Series Tied 1-1 but Islanders Have Been the Better Team
By Lenn Robbins
This was a game the Islanders had no business winning after the first period. Trailing 3-0 with starting goalie and playoff sensation Semyon Varlamov pulled in favor of Thomas Greiss, the Flyers had the Islanders right where they wanted them.
And then Philly’s resident headache, Matt Niskanen, put a big shoulder to chest hit on Scott Mayfield. Suddenly the game changed, the ice tilted and the Islanders scored three straight to force overtime.

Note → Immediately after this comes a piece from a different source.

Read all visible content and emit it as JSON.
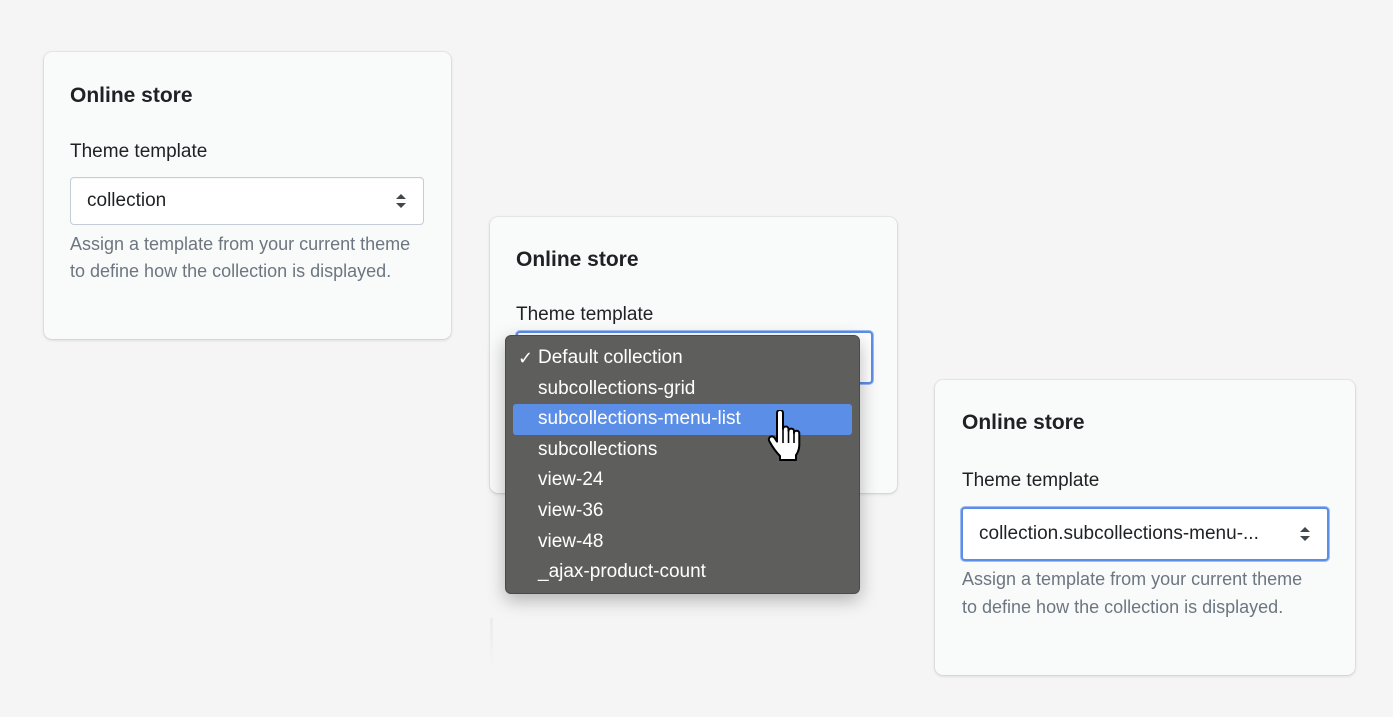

A lost draw and some confusion in front of the net cost the Islanders. They lost 4-3 in OT and go into Thursday night’s Game 3 with the series tied 1-1. But make no mistake, the Islanders, with the exception of that first period when the Flyers, as expected, came hard, have been the better team in this series in four periods of six periods.
None of this, of course, is consolation to coach Barry Trotz. But he knows if his team plays as it should from the get-go, the Islanders can win this series. They’ve been the better team.

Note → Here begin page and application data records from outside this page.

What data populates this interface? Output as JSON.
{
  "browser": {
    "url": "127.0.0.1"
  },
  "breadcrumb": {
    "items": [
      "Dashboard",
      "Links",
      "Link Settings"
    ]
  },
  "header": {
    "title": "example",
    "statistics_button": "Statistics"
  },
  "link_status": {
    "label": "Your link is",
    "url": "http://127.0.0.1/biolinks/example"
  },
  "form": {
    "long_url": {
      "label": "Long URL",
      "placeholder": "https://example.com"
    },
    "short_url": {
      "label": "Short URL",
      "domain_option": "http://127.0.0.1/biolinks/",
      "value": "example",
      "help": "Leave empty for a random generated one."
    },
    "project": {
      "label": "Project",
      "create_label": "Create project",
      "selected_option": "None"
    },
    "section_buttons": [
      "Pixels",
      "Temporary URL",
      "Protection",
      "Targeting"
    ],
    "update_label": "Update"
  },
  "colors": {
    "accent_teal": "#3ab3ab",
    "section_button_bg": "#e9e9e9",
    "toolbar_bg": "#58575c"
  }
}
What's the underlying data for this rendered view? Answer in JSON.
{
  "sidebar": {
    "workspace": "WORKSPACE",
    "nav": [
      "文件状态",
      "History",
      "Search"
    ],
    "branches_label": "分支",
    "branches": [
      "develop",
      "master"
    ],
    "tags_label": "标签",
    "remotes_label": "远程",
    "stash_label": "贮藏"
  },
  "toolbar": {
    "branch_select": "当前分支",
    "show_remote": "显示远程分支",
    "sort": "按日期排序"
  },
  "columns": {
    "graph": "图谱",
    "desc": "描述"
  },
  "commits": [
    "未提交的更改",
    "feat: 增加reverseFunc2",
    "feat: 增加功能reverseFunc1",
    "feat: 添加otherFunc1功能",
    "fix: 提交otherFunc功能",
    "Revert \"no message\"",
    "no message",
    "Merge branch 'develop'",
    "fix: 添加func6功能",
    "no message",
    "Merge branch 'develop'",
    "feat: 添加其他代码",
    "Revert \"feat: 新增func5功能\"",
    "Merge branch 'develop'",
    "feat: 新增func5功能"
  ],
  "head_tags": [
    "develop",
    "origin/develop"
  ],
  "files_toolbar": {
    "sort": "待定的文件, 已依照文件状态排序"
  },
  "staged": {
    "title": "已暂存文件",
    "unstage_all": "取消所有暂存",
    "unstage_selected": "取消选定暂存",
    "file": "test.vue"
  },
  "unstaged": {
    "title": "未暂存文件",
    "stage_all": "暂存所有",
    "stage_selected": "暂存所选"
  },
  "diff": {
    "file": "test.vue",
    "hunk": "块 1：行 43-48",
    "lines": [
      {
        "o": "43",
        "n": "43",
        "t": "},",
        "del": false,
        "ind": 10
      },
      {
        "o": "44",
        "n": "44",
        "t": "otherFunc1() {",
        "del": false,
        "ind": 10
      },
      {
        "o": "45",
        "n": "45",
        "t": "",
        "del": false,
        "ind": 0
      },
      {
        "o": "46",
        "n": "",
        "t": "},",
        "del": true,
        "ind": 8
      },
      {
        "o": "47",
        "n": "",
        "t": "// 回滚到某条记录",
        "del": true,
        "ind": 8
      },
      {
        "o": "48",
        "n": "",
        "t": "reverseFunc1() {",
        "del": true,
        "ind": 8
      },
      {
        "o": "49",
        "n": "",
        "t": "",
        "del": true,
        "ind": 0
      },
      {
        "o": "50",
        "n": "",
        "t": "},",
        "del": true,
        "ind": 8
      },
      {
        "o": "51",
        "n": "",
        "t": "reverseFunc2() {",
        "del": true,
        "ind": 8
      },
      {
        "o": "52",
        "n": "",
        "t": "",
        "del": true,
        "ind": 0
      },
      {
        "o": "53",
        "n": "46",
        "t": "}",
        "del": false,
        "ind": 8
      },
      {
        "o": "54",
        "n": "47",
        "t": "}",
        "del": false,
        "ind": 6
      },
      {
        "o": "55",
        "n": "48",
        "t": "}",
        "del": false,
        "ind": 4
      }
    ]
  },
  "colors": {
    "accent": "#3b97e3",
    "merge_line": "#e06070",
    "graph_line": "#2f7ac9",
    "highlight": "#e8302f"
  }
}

“You want to complete the comeback, that’s the disappointing part,” Trotz said. “The positive part is it reinforces a lot of the things you do to get back in the game.”
And that’s the mindset the Islanders have going into pivotal Game 3.

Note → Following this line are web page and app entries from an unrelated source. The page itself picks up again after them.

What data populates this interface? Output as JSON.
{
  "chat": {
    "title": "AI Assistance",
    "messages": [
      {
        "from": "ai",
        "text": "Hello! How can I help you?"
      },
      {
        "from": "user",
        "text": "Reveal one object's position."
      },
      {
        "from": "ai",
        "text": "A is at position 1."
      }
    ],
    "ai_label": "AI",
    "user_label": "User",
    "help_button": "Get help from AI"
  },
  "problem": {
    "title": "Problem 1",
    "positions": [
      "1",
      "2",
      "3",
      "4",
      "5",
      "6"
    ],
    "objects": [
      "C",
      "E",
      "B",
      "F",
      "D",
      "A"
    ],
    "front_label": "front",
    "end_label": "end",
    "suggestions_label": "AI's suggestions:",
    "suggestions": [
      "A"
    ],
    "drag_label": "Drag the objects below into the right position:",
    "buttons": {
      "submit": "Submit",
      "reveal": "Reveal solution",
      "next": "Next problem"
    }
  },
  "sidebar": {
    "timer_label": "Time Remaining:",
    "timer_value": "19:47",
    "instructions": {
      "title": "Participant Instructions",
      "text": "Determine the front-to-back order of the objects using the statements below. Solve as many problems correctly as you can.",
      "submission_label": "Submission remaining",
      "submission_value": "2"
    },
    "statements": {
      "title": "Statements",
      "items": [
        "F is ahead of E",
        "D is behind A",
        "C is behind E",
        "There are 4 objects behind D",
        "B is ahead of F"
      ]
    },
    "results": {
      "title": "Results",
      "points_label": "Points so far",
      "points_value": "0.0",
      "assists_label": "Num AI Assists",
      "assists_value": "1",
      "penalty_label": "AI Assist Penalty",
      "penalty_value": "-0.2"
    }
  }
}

“I thought we just stuck with it,” Jean-Gabriel Pageau said. “We came back after the first, refocused, made sure we were coming back and just getting back to the simple things, work hard, and do all the simple plays and get back as a unit of five and attack as a unit of five. I thought we did a really good job in the second and in the third to put pressure on them, and that’s why we came back.”
Trotz did not commit to a goalie but with the exception of the first period in which Varlamov might want one of the three Flyers goals back, he has been nothing short of exceptional. In fact, by holding the Flyers scoreless for the first 40 seconds of the game, Varlamov set the Islanders playoff record for shutout hockey by going 138.17 without allowing a goal. Billy Smith held the record of 136.59 set in 1980 when the Islanders were a hockey dynasty.
“We didn’t give him any help,” said Islanders captain Anders Lee said. “That’s not on Varly, that’s on us in front of him. He’s backed us up enough.”